Even though Suzanne Valadon continued to create art during her marriage with Paul Mousis, the number of works she made decreased. When their marriage ended, Valadon would begin to create works in her mature style. This included her well-known nudes. Flat, rich colors, strong, visible contours, and ornamental backgrounds are characteristic of her later work. Valadon’s painting The Blue Room is an example of her mature style. It portrays a woman with dark hair dressed in striped trousers with a cigarette in her mouth lying sideways on a bed covered with a decorative blue blanket. The image is often interpreted as defying a traditional depiction of women. Instead of being portrayed stretching out naked on the bed, available for the viewer’s gaze, the woman wears modern clothing with a cigarette in her mouth. She seems relaxed and uninterested in the viewer.
Valadon’s later work received critical acclaim. She also achieved financial success. Valadon was mentioned on the front page of Le Gaulois, a French daily newspaper where critics praised her nudes. In the 1920s, the artist was at the height of her career. In the 1930s, she exhibited in Berlin, Chicago, Prague, and New York. Therefore, she became internationally known. After a retrospective of her work at a Gallery in Paris, the artist died of a stroke.
During her life, Valadon’s art was shown in four major retrospective exhibitions. Even though Suzanne was a successful artist and critics thought of her as historically important, her work became increasingly unknown after her death. Her pieces were introduced to a larger audience during the 2021 exhibition Suzanne Valadon: Model, Painter, Rebel at the Barnes Foundation. This was the first major US solo exhibition dedicated to Valadon.
Suzanne Valadon’s Unique Depictions of the Male and Female Nude

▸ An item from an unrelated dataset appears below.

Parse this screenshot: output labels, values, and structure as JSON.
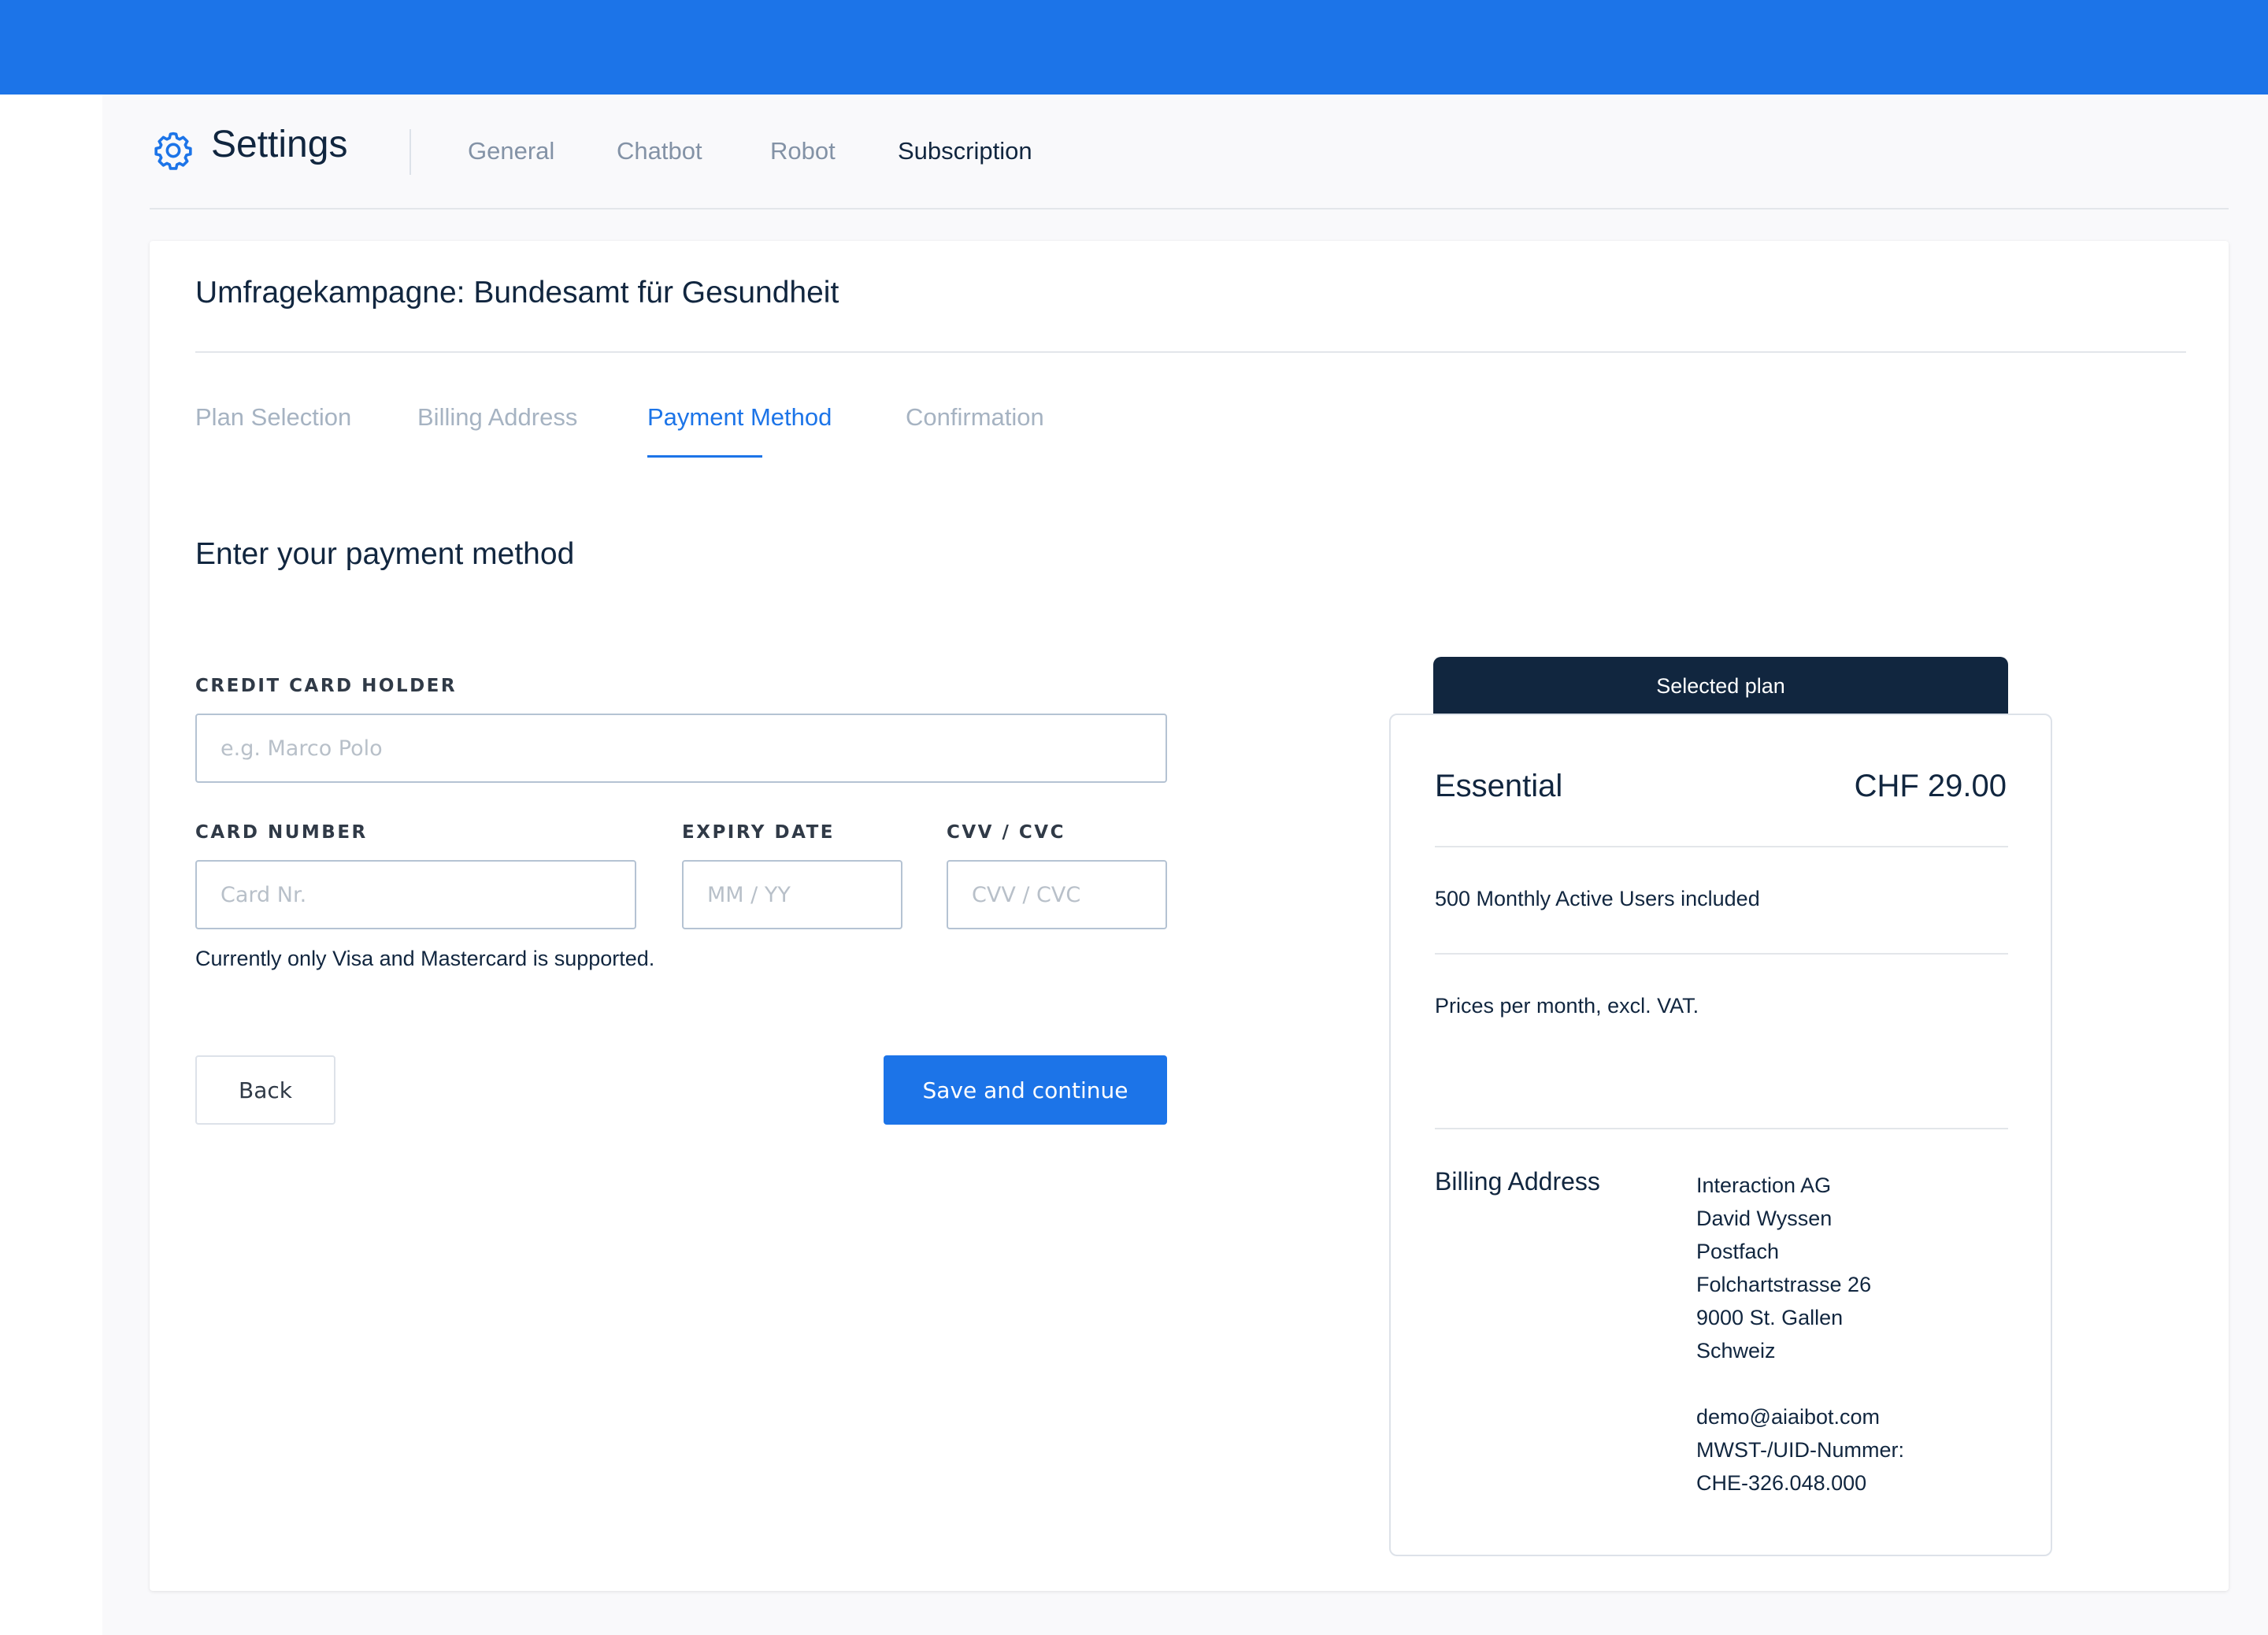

Not only did Suzanne Valadon’s depiction of women differ from traditional portrayals, but she also depicted male nudes. This was quite shocking at the time. Since Valadon went from being a model who was being depicted to being the artist who depicts, she could decide and reinvent the ways in which women were portrayed in art. Her images do not show the ideal delicate female subject in a highly eroticized way, but confident women.
Even though other contemporary female artists such as Berthe Morisot and Mary Cassatt painted women as well, Suzanne Valadon’s depictions differed from theirs. In her text Returning the Gaze: Diverse Representations of the Nude in the Art of Suzanne Valadon Patricia Mathews names their class differences as one of the reasons. Valadon was an illegitimate child who grew up in precarious circumstances which allowed her to mix with male artists, learn from them, and model for them.

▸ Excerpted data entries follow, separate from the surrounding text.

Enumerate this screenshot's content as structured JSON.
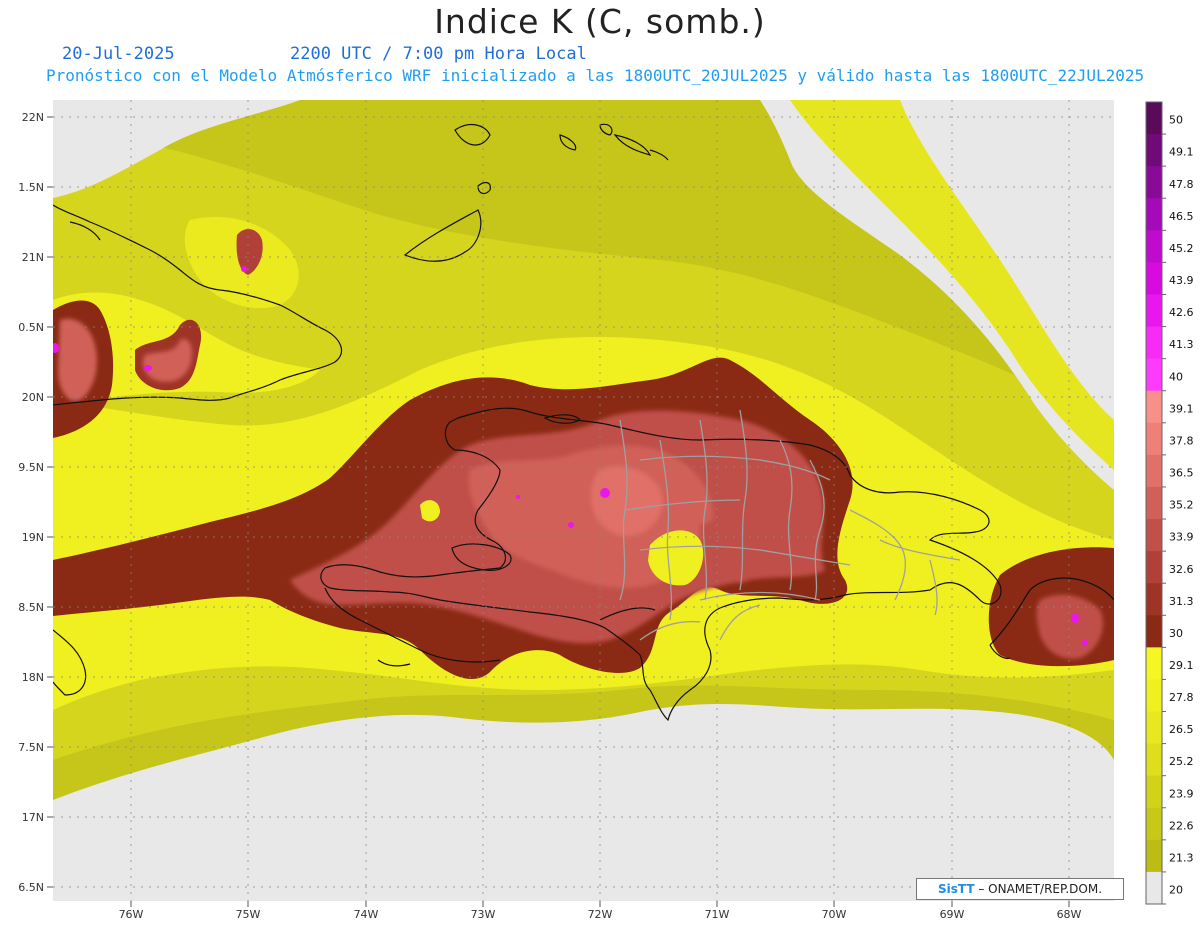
{
  "header": {
    "title": "Indice K (C, somb.)",
    "date": "20-Jul-2025",
    "time": "2200 UTC / 7:00 pm Hora Local",
    "description": "Pronóstico con el Modelo Atmósferico WRF inicializado a las 1800UTC_20JUL2025 y válido hasta las  1800UTC_22JUL2025"
  },
  "axes": {
    "lat_labels": [
      "22N",
      "1.5N",
      "21N",
      "0.5N",
      "20N",
      "9.5N",
      "19N",
      "8.5N",
      "18N",
      "7.5N",
      "17N",
      "6.5N"
    ],
    "lon_labels": [
      "76W",
      "75W",
      "74W",
      "73W",
      "72W",
      "71W",
      "70W",
      "69W",
      "68W"
    ]
  },
  "colorbar": {
    "labels": [
      "50",
      "49.1",
      "47.8",
      "46.5",
      "45.2",
      "43.9",
      "42.6",
      "41.3",
      "40",
      "39.1",
      "37.8",
      "36.5",
      "35.2",
      "33.9",
      "32.6",
      "31.3",
      "30",
      "29.1",
      "27.8",
      "26.5",
      "25.2",
      "23.9",
      "22.6",
      "21.3",
      "20"
    ],
    "colors": [
      "#5a0a5a",
      "#700a78",
      "#8a0a98",
      "#a50ab8",
      "#c00ad0",
      "#d80ae0",
      "#ea16ee",
      "#f82af8",
      "#ff3aff",
      "#f8908a",
      "#ee8078",
      "#e07068",
      "#d06058",
      "#c05048",
      "#b04038",
      "#9e3426",
      "#8a2a14",
      "#f6f624",
      "#f0f020",
      "#e8e820",
      "#dede1c",
      "#d2d218",
      "#c8c818",
      "#bcbc14",
      "#e8e8e8"
    ]
  },
  "credit": {
    "brand": "SisTT",
    "text": "– ONAMET/REP.DOM."
  }
}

Modeling for artists, at the time, was similar to being a sex worker and therefore not an occupation meant for women coming from bourgeois families. For female artists with higher social standing, it was also not appropriate to freely paint many scenes of working-class women or create a nude of middle-class women. Because of her social standing, Valadon could be less inhibited in her portrayals of female subjects and their class. Valadon depicted her working-class models with diverse physical and emotional expressions, which was unusual at the time. They were commonly portrayed as objects in a highly sexualized manner.
Valadon also depicted herself and her aging body. She even painted her nude body when she was over 60 years old. The artist did not shy away from depicting the female body in a way that differed greatly from the idealized versions of her time.
What was more shocking than her depictions of women was her portrayal of the male body. Painting the male nude was virtually impossible for women from bourgeois families. Valadon often depicted the male body as an object of female desire. Since the visibility of female sexuality in art was taboo, critics ignored her male nudes. Her female nudes, on the other hand, were the topic of detailed discussions.
In her work Adam and Eve, Valadon depicts herself and her much younger partner André Utter. It is often considered the first modern work done by a female artist that shows the female nude next to a male nude. The shocking nature of the image becomes even more apparent when one considers the fact that Valadon had to add fig leaves over her partner’s genitals in order to exhibit the work at the Salon des Indépendants in 1920.